Dhaka and New Delhi will sign three agreements here on Saturday to implement the proposed 1320-MW coal-fired power plant project in joint venture at Rampal, a location close to the Sundarbans.
The deals are Implementation Agreement (IA), Power Purchase Agreement (PPA) and Supplementary Joint Venture Agreement (SJVA).
A five-member Indian delegation, led by Power Secretary P Uma Shanker, is due to arrive in Dhaka to sign the deals, reports UNB.
Indian National Thermal Power Corporation (NTPC) and Bangladesh Power Development Board (PDB) have already formed a special purpose company, ‘Bangladesh-India Friendship Power Company (Pvt) Ltd’, to implement the power plant project.
Both the state-owned companies will set up the power plants on 50:50 equity basis, which will cost approximately US$ 1.5 bn. The project’s lion portion of the fund will be arranged from lending agencies.
Earlier, Bangladesh and India signed a number of initial agreements and memorandum of understandings (MoUs). Both the neighbours agreed to take up such joint venture power plant projects during Prime Minister Sheikh Hasina’s New Delhi visit in 2009.
Initially, both nations have planned to implement the project by 2013. After a long exercise for about four years, now they are going to sign the final agreement to implement the mega project.
“We hope the signing of these deals will give a real boost to the project’s work.
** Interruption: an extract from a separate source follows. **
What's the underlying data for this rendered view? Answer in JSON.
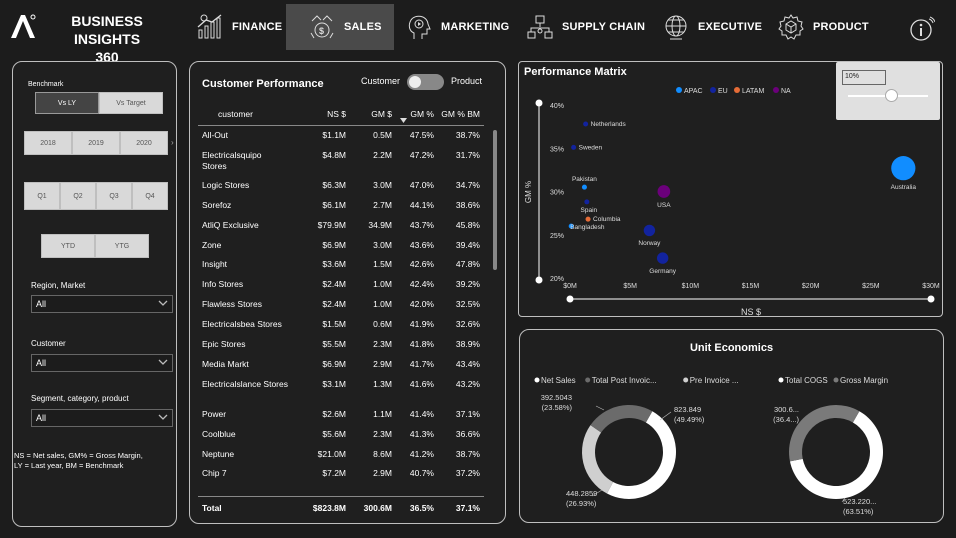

Now, we believe, this will create the actual pace to the project,” said Power Ministry’s Joint Secretary Anwar Hossain.
Power Ministry sources said the project’s timeline was rescheduled and targeted to complete the project implementation by 2018.
They said Bangladesh has been eagerly looking for signing the three agreements much earlier. “But the Indian side set new conditions one after another which finally delayed the signing of the deals,” said a top official at the Power Ministry.
He informed that finally Dhaka accepted all the conditions of New Delhi. Two of the main such conditions are that the Indian side will be allowed to take their profit without any tax.
Besides, if Indian side relinquish the power project, Bangladesh will have to take over the project without any argument, said the official.
Bangladeshi environmental groups have been vigorously opposing the move for setting up the coal-fired power plants near the world’s longest mangrove forest the Sundarbans as they believe it would immensely destroy the ecology as well as flora and fauna of the country’s main forest.